Title improved. “And don’t miss this year’s Girls Write Now anthology, Breaking Through, with a Foreword from NYC’s First Lady Chirlane McCray, out on June 3.”
WSJ: Lawsuit Filed Over Cooper Union Tuition.
KickStarter: Bring Reading Rainbow Back for Every Child, Everywhere.
Linked all over, but you’d have to be heartless not to give it just a little more promotion.
ArtDaily: Young people could be struggling to engage with the classics.
We’re so distant in chronological time, almost all context is gone. The details of prior centuries’ culture are no longer perpetuated. Downton Abbey doesn’t count; it’s not enough.
Yahoo News: Rush Limbaugh wins children’s book award.
“Nominees are selected by the most objective method possible, sales, while the winners are supposedly picked by kids, who vote online. But executive director Robin Adelson of the Children’s Book Council and Every Child a Reader, nonprofit organizations that co-founded the awards seven years ago, acknowledged Thursday that adults could easily vote and vote multiple times, a problem not uncommon for Internet competitions.” Internet voting! Why bother?

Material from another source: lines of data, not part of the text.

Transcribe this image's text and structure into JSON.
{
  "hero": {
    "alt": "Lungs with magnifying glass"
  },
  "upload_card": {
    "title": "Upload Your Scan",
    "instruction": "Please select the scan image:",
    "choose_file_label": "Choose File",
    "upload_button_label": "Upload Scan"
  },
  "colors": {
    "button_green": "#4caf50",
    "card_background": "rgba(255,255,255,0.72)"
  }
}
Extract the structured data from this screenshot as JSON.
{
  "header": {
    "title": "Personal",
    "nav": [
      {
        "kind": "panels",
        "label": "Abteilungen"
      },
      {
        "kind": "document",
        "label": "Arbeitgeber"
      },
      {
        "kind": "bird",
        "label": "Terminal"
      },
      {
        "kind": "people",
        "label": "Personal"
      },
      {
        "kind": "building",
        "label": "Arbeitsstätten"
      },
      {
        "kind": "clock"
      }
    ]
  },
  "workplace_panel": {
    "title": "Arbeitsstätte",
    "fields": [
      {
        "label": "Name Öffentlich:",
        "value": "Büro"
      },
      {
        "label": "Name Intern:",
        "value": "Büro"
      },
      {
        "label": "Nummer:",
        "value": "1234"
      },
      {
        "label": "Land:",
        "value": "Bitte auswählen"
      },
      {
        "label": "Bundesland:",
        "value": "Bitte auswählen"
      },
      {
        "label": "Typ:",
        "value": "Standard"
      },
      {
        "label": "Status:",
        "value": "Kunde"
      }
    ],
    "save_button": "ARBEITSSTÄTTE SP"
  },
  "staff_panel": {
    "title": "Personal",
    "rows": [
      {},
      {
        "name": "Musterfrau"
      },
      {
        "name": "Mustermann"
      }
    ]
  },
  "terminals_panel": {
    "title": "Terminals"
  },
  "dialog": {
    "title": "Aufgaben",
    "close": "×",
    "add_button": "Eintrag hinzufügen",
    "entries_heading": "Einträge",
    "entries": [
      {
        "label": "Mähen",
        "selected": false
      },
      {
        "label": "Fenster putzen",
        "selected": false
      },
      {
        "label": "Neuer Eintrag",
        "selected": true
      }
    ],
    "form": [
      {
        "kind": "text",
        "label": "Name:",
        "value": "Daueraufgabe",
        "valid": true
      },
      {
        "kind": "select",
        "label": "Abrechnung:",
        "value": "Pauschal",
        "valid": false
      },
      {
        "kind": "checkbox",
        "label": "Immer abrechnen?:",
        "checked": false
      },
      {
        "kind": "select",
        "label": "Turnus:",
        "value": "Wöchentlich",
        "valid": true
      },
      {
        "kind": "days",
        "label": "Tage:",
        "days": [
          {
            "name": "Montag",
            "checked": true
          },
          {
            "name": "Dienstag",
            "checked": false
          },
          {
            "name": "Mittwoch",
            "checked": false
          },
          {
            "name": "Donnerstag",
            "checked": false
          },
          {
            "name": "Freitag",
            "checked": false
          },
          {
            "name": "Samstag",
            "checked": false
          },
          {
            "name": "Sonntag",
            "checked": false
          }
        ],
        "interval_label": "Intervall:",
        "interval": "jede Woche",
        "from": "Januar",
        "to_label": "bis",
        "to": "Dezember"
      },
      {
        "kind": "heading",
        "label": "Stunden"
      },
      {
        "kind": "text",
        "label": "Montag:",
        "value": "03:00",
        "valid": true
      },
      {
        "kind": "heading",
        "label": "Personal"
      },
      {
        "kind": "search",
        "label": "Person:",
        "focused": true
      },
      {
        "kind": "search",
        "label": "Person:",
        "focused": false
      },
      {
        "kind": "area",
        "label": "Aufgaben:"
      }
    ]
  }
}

Planet Princeton: Princeton High Makes U.S. News and World Report’s 2014 Top 10 List.
“Princeton High is one of only three schools on the New Jersey Top 10 list that are open-enrollment schools. The remaining schools are charter, technical or magnet schools with a selective admission policy.” That’s my high school. Good for them!